I’ve always had this weird idea that if you’re going to act superior to someone, at some point you need to demonstrate some capacity for superiority. The troll isn’t born who could actually do that.

Comments (5)




El Q

I found this ad on the Fark Politics tab, which I suppose makes sense, inasmuch as pretty much all public policy these days calls for spending money, and many of the recipients — not to mention many of the dispensers of said cash — are decidedly challenged by actual English:

Banner ad for Infiniti Q50 in Spanish

Then again, I have to wonder what I’d been reading to be sent this particular ad in the first place.

Comments off




Backup on the front line

We in the Brotherhood of Bytes — which, despite its name, contains a fair number of sisters — hold this truth to be self-evident:

Businesses are predicated on dividing work into little bitty pieces, each of which are simple and obvious.

Working with computers requires a higher level of abstract thinking. This is something most businessmen do not understand and do not know how to handle.

Some actually seem to resent it. (We don’t have this problem at 42nd and Treadmill, largely because we tend to lack the tendency to remind people of our indispensability.)

Of course, this doesn’t mean that any of us have any business running a business, either.

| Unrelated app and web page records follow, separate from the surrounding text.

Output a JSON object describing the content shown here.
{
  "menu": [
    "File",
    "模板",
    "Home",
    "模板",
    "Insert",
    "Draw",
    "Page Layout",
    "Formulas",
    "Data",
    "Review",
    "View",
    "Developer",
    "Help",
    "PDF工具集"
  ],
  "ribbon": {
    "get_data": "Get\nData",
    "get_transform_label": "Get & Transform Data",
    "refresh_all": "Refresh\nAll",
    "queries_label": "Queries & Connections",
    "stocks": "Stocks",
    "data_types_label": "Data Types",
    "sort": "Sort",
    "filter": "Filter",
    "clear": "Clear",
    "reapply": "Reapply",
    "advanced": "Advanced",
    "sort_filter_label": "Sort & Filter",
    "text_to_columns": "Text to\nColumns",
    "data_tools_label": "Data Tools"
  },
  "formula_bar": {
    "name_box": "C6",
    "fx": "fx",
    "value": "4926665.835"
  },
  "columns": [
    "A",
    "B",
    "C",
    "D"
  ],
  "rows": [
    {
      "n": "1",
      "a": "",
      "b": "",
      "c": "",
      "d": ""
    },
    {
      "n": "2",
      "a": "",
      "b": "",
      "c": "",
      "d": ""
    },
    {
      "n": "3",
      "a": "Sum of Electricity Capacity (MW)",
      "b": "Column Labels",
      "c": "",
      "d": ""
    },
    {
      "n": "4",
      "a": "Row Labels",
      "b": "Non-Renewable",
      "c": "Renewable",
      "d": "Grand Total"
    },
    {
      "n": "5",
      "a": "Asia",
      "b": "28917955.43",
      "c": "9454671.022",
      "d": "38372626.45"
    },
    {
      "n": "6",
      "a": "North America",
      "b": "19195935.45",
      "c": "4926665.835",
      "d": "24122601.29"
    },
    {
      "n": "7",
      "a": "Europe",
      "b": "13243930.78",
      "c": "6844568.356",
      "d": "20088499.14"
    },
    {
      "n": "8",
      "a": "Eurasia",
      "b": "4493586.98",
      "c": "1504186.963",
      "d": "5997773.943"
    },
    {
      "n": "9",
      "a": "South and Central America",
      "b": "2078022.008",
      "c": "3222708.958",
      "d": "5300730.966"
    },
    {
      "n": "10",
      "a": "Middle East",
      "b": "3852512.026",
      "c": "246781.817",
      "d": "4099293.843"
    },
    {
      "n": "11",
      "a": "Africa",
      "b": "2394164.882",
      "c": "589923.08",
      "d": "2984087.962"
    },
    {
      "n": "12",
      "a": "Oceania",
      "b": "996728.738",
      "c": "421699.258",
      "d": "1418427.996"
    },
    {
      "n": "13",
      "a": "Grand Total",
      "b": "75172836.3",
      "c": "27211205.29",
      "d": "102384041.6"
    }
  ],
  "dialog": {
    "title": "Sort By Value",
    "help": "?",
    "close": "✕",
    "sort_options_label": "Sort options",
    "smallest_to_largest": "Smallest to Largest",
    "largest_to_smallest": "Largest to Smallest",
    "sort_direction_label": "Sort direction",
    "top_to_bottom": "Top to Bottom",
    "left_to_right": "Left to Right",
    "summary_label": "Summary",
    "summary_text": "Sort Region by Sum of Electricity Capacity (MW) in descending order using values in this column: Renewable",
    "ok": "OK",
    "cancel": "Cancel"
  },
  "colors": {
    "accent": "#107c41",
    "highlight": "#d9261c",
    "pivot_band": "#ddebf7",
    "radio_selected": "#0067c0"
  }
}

Computer geeks that keep the virtual gears turning smoothly have no such visible value. If things are working smoothly, well, we must not need the computer geeks.

I think the key is to manufacture a crisis every so often and then make a big show of having to work extremely hard to put things right.

I’ve never had to manufacture a crisis. And truth be told, I’d just as soon make it look easy, and give the users the sense of “Aw, crap, how come I can’t learn that?”

Comments (3)